Of all the phobias blood phobia (also called haemophobia, hematophobia) is one of the most common and most interesting. It is often accompanied by Trypanophobia a fear of medical procedures involving hypodermic needles
People who had vaccinations in school may recall one or more of the children fainting. It is fainting that makes this phobia unique. In most phobias blood pressure rises. Although the phobic may feel faint due to hyperventilating they are very unlikely to faint because of the raised blood pressure. However with blood or needle phobia the blood pressure rapidly drops and this can cause fainting.
Often just the sight of blood or a needle can bring on high anxiety levels including a racing pulse, hyperventilating and an overwhelming urge to flee.
Like most anxiety disorders it tends to get worse if not treated and this inevitably causes major problems if the phobic has to go into hospital. There have been cases where people have refused life saving operations because their fear of the medical procedure is so great.
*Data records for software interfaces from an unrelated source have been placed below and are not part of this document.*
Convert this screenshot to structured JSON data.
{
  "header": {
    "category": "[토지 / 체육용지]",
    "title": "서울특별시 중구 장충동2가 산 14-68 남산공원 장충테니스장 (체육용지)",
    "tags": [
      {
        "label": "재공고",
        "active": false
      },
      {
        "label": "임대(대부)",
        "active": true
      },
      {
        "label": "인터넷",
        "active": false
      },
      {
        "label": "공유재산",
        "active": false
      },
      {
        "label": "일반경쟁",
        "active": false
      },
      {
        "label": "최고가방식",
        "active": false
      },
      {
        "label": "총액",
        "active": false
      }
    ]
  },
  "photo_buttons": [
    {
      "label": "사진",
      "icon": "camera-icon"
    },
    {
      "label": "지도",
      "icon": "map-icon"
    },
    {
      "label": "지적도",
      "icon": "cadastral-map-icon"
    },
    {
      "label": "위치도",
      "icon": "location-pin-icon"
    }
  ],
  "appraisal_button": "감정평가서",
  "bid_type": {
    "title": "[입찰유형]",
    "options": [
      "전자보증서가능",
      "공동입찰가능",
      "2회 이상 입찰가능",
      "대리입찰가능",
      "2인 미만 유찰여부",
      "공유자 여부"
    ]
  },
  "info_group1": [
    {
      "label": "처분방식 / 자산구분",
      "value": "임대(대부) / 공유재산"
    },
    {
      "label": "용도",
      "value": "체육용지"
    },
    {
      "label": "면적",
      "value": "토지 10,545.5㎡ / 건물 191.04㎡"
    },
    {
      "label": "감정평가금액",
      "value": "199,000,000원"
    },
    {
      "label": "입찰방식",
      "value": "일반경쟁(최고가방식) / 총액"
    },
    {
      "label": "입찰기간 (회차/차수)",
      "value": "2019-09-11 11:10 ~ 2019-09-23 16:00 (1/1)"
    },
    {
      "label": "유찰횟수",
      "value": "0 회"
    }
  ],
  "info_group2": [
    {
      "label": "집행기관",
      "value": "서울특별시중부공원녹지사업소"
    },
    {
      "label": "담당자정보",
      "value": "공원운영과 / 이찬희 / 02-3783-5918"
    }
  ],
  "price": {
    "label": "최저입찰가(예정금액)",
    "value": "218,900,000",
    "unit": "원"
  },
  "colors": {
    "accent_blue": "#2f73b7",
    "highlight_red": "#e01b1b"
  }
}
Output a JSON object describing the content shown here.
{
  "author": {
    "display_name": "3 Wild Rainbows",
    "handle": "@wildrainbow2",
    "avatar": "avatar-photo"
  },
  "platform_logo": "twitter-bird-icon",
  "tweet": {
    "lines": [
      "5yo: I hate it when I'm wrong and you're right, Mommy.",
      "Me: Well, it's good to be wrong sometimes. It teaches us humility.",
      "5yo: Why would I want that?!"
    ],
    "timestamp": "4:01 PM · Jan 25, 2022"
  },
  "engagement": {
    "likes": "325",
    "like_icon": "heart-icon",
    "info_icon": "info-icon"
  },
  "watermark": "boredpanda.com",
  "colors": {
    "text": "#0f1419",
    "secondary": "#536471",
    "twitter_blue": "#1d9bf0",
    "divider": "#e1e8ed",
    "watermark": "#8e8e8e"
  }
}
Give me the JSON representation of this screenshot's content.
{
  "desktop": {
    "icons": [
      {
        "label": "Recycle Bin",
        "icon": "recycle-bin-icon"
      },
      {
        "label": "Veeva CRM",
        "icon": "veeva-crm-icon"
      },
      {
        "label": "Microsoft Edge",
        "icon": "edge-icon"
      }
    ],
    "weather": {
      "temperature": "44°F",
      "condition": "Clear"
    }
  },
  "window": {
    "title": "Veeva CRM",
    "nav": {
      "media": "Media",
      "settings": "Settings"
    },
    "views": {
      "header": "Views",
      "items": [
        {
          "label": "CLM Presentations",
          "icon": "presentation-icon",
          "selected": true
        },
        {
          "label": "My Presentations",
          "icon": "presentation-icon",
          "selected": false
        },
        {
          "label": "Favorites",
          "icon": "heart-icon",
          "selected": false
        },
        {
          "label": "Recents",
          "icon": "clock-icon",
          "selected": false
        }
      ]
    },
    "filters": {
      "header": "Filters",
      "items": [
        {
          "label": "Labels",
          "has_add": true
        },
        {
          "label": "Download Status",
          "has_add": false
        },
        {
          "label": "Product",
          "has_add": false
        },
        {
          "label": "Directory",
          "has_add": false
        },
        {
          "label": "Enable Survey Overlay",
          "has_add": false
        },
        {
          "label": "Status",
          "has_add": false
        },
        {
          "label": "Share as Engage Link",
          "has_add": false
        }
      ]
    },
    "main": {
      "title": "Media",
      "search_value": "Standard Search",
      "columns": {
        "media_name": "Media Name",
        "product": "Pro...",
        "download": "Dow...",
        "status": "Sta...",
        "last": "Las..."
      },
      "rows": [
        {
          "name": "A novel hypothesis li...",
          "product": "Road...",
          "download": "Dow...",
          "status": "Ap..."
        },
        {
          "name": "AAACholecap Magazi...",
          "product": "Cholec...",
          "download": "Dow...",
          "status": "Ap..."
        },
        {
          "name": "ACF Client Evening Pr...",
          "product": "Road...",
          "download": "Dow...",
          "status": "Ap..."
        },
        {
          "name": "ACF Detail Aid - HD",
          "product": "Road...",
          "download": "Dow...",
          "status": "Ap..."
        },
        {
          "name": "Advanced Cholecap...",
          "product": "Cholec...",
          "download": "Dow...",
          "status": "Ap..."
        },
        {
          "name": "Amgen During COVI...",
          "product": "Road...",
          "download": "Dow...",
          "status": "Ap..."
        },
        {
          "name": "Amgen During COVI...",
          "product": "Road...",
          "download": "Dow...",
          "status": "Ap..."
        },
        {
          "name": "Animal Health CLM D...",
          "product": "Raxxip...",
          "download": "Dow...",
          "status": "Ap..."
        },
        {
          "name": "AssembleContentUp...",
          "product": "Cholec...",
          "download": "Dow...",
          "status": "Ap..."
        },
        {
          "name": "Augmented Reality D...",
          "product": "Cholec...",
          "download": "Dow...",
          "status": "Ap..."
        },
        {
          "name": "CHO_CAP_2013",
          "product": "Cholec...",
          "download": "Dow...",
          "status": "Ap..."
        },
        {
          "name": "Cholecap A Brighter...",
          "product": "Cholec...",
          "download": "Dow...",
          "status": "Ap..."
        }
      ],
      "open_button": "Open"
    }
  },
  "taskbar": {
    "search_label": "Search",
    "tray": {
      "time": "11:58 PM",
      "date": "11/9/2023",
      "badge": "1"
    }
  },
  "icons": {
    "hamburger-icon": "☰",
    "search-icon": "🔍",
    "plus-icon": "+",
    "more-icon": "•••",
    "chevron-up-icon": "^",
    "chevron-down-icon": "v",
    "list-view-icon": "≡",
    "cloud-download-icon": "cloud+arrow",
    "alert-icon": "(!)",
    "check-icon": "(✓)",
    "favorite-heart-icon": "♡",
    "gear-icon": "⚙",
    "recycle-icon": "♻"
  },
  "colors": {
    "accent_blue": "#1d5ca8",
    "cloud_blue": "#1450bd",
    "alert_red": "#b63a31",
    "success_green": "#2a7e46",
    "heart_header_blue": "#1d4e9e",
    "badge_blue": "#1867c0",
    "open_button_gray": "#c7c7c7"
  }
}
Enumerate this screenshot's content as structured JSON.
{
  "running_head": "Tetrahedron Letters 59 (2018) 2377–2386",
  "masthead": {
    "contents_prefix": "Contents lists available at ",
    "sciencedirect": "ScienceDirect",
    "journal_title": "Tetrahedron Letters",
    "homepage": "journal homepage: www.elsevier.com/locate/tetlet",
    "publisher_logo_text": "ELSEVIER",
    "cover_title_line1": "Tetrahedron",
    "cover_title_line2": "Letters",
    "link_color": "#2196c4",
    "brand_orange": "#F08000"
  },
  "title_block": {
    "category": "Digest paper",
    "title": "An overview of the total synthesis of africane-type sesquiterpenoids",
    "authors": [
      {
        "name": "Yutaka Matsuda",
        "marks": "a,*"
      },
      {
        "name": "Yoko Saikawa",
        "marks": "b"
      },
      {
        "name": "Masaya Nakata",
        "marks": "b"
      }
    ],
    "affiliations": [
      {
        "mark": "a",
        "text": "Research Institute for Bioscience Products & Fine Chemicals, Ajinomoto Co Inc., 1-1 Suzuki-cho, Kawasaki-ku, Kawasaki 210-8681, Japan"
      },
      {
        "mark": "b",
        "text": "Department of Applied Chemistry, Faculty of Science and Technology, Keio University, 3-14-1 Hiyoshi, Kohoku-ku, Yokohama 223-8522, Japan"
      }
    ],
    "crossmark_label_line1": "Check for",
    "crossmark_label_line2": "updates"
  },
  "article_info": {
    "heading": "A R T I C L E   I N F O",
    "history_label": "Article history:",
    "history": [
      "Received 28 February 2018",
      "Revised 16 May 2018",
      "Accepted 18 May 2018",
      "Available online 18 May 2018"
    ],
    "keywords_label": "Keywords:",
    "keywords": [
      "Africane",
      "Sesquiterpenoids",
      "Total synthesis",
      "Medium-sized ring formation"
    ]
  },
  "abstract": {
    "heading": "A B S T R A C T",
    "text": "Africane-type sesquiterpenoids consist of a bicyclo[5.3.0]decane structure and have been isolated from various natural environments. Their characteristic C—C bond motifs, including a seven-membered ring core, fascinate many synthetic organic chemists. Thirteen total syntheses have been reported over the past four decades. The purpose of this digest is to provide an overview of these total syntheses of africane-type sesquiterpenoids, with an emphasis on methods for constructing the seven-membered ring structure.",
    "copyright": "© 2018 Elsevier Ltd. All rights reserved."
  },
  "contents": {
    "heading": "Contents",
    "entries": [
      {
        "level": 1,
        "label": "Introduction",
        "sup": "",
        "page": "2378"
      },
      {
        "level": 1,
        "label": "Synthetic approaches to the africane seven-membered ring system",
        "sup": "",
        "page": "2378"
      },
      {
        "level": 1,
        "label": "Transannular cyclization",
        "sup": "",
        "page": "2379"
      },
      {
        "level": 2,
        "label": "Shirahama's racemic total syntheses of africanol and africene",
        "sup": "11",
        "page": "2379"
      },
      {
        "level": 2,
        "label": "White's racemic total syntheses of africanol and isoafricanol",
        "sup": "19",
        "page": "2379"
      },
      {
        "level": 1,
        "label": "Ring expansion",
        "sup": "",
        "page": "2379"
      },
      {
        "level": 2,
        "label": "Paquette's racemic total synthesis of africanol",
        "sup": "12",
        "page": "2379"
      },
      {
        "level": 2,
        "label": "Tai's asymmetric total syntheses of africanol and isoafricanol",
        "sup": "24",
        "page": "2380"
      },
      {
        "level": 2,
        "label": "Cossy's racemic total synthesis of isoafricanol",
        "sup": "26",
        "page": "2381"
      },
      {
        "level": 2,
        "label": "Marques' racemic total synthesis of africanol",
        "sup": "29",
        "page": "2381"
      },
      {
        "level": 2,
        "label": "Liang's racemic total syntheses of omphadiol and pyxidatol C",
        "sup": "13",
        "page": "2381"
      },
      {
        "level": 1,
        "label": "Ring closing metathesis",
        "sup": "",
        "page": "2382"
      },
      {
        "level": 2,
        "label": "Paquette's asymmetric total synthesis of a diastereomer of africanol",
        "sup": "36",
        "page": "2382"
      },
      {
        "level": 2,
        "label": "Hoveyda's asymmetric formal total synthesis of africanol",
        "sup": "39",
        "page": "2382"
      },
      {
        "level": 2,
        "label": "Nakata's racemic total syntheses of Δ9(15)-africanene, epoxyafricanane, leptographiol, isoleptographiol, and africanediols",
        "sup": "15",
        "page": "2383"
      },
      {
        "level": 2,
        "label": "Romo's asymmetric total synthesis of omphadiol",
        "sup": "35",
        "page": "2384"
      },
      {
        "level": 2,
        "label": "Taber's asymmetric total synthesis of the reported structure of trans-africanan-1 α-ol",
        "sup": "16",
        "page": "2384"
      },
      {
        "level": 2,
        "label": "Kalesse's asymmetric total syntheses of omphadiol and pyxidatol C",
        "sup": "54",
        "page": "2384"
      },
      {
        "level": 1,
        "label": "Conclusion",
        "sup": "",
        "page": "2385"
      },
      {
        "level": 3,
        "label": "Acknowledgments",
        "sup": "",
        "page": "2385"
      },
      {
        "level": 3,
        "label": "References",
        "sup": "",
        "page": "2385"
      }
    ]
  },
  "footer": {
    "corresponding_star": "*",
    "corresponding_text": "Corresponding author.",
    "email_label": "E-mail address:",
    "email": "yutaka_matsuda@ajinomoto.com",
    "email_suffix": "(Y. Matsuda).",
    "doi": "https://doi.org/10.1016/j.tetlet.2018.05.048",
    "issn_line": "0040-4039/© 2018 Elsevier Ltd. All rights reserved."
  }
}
Most phobias are thought to be a combination of genetic predisposition and learned behaviours. Some psychologists have put forward any interesting theory for haemophobia. This states that it has evolutionary roots. It purports that on the battlefields of history, those who fainted from the sight of blood and carnage around them were the ones who survived because they appeared dead. Also if the sight of their own injury caused a drop in blood pressure then they would be less likely to bleed to death. Since these survivors get to pass on their genes to their descendants then it follows that there will be an ever increasing number of people with this condition.
Whether this theory is correct on not is hard to say but as many as 10% of the population are thought to have some level of this condition.
Whether the roots are genetic or not, many sufferers manage to overcome this condition and lose their fear of blood and needles. The most effective treatments are those that involve systematic desensitisation. This technique is common used in both Cognitive Behavioral Therapy (CBT) and Hypnotherapy and success rates are high.
CBT involves teaching the client to consciously challenge their thinking while hypnotherapy uses the focused and relaxed state of hypnosis to suggest a more realistic assessment of the actual danger to the subconscious. In the systematic desensitisation stage the client is introduced gradually to their fear. The fear hierarchy may start by looking at a photograph of a minor injury and may end with the client seeing real blood. (Committed therapists sometimes draw their own blood). The pace of progression up this hierarchy has to be done with agreement from the client and can be a slow process. The patience of both the client and the therapist are usually rewarded though with a complete recovery. Many clients go on to have injections or even become blood donors.
Although the condition may have existed for years, many clients manage to overcome their fear in just a few sessions.
Other techniques include tensing of the large muscles groups to raise the blood pressure and prevent fainting. Although this works for some, others find that the tensing of the muscles just makes them more anxious. If the systematic desensitisation is successful then the blood pressure should not drop at the sight of blood or needles and the client can relax in future situations.